PROMPT: An exact copy of each record is required.

GIVEN RECORDS:
_ _ _

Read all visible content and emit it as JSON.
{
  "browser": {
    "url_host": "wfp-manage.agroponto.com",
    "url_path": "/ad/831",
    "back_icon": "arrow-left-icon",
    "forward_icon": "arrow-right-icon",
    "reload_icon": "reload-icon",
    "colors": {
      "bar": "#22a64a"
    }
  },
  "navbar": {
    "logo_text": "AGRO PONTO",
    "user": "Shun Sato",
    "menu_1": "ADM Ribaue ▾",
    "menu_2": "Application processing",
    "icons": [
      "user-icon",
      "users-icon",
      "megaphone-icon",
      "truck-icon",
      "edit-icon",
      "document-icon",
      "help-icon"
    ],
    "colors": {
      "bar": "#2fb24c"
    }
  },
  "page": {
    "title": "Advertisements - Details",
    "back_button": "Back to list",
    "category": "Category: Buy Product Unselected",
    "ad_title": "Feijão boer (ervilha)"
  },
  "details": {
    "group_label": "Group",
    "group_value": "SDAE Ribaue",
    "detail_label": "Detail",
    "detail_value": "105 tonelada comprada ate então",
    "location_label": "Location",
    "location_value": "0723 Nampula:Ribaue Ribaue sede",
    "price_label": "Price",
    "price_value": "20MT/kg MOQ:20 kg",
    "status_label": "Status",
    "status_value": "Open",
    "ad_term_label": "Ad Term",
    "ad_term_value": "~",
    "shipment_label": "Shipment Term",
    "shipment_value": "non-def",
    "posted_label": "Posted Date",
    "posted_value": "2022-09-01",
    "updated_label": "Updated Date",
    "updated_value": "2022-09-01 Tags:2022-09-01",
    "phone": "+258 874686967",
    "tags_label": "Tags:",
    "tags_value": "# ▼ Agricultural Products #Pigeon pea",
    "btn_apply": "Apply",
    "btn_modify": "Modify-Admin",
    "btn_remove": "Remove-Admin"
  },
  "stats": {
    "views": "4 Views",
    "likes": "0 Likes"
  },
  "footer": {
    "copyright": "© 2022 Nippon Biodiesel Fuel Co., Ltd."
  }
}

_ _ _

ANSWER FOR THE TASK:
Read all visible content and emit it as JSON.
{
  "browser": {
    "url_host": "wfp-manage.agroponto.com",
    "url_path": "/ad/831",
    "back_icon": "arrow-left-icon",
    "forward_icon": "arrow-right-icon",
    "reload_icon": "reload-icon",
    "colors": {
      "bar": "#22a64a"
    }
  },
  "navbar": {
    "logo_text": "AGRO PONTO",
    "user": "Shun Sato",
    "menu_1": "ADM Ribaue ▾",
    "menu_2": "Application processing",
    "icons": [
      "user-icon",
      "users-icon",
      "megaphone-icon",
      "truck-icon",
      "edit-icon",
      "document-icon",
      "help-icon"
    ],
    "colors": {
      "bar": "#2fb24c"
    }
  },
  "page": {
    "title": "Advertisements - Details",
    "back_button": "Back to list",
    "category": "Category: Buy Product Unselected",
    "ad_title": "Feijão boer (ervilha)"
  },
  "details": {
    "group_label": "Group",
    "group_value": "SDAE Ribaue",
    "detail_label": "Detail",
    "detail_value": "105 tonelada comprada ate então",
    "location_label": "Location",
    "location_value": "0723 Nampula:Ribaue Ribaue sede",
    "price_label": "Price",
    "price_value": "20MT/kg MOQ:20 kg",
    "status_label": "Status",
    "status_value": "Open",
    "ad_term_label": "Ad Term",
    "ad_term_value": "~",
    "shipment_label": "Shipment Term",
    "shipment_value": "non-def",
    "posted_label": "Posted Date",
    "posted_value": "2022-09-01",
    "updated_label": "Updated Date",
    "updated_value": "2022-09-01 Tags:2022-09-01",
    "phone": "+258 874686967",
    "tags_label": "Tags:",
    "tags_value": "# ▼ Agricultural Products #Pigeon pea",
    "btn_apply": "Apply",
    "btn_modify": "Modify-Admin",
    "btn_remove": "Remove-Admin"
  },
  "stats": {
    "views": "4 Views",
    "likes": "0 Likes"
  },
  "footer": {
    "copyright": "© 2022 Nippon Biodiesel Fuel Co., Ltd."
  }
}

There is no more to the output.